Recorded data:
# # # # # # #

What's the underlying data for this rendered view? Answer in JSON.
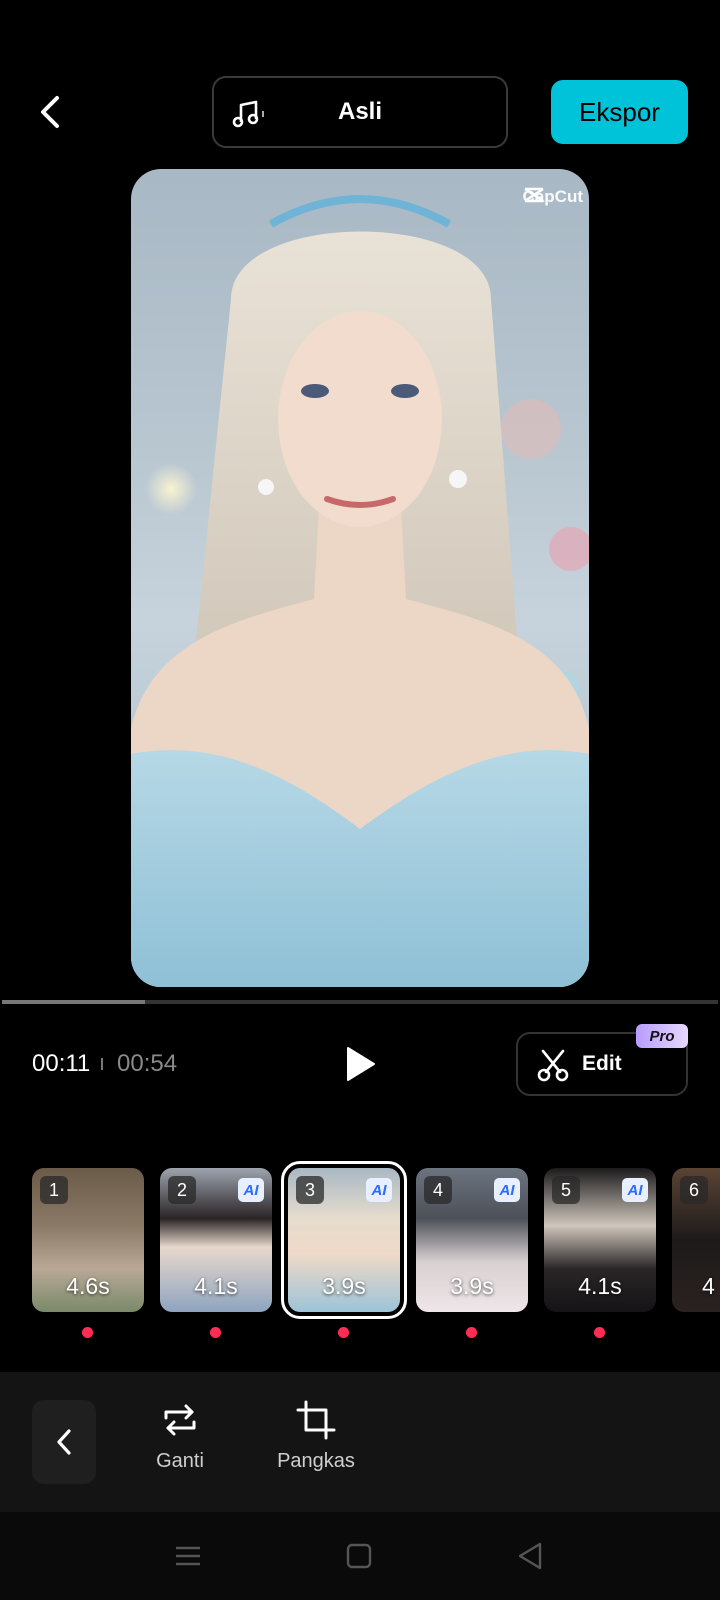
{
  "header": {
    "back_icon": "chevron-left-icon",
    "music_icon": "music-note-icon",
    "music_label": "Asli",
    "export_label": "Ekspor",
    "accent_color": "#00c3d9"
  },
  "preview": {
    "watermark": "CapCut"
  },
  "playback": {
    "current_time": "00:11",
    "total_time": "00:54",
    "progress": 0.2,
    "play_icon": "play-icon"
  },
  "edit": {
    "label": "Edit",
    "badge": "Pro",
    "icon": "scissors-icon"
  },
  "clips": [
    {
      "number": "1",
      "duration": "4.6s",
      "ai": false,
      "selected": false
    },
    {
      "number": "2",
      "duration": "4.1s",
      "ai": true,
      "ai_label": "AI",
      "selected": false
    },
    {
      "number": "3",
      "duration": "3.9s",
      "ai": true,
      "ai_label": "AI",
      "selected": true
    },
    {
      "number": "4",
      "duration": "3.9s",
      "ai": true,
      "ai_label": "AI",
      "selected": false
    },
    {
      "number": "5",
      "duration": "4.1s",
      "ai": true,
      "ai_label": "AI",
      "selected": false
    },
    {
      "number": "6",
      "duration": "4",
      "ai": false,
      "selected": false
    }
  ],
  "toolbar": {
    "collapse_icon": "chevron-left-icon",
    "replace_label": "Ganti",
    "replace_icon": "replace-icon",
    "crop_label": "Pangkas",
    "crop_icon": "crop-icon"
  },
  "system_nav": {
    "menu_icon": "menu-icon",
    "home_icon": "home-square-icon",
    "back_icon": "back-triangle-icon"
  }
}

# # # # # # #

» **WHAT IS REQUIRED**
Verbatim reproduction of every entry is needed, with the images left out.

» **EXERCISE RESULT**
What's the underlying data for this rendered view? Answer in JSON.
{
  "header": {
    "back_icon": "chevron-left-icon",
    "music_icon": "music-note-icon",
    "music_label": "Asli",
    "export_label": "Ekspor",
    "accent_color": "#00c3d9"
  },
  "preview": {
    "watermark": "CapCut"
  },
  "playback": {
    "current_time": "00:11",
    "total_time": "00:54",
    "progress": 0.2,
    "play_icon": "play-icon"
  },
  "edit": {
    "label": "Edit",
    "badge": "Pro",
    "icon": "scissors-icon"
  },
  "clips": [
    {
      "number": "1",
      "duration": "4.6s",
      "ai": false,
      "selected": false
    },
    {
      "number": "2",
      "duration": "4.1s",
      "ai": true,
      "ai_label": "AI",
      "selected": false
    },
    {
      "number": "3",
      "duration": "3.9s",
      "ai": true,
      "ai_label": "AI",
      "selected": true
    },
    {
      "number": "4",
      "duration": "3.9s",
      "ai": true,
      "ai_label": "AI",
      "selected": false
    },
    {
      "number": "5",
      "duration": "4.1s",
      "ai": true,
      "ai_label": "AI",
      "selected": false
    },
    {
      "number": "6",
      "duration": "4",
      "ai": false,
      "selected": false
    }
  ],
  "toolbar": {
    "collapse_icon": "chevron-left-icon",
    "replace_label": "Ganti",
    "replace_icon": "replace-icon",
    "crop_label": "Pangkas",
    "crop_icon": "crop-icon"
  },
  "system_nav": {
    "menu_icon": "menu-icon",
    "home_icon": "home-square-icon",
    "back_icon": "back-triangle-icon"
  }
}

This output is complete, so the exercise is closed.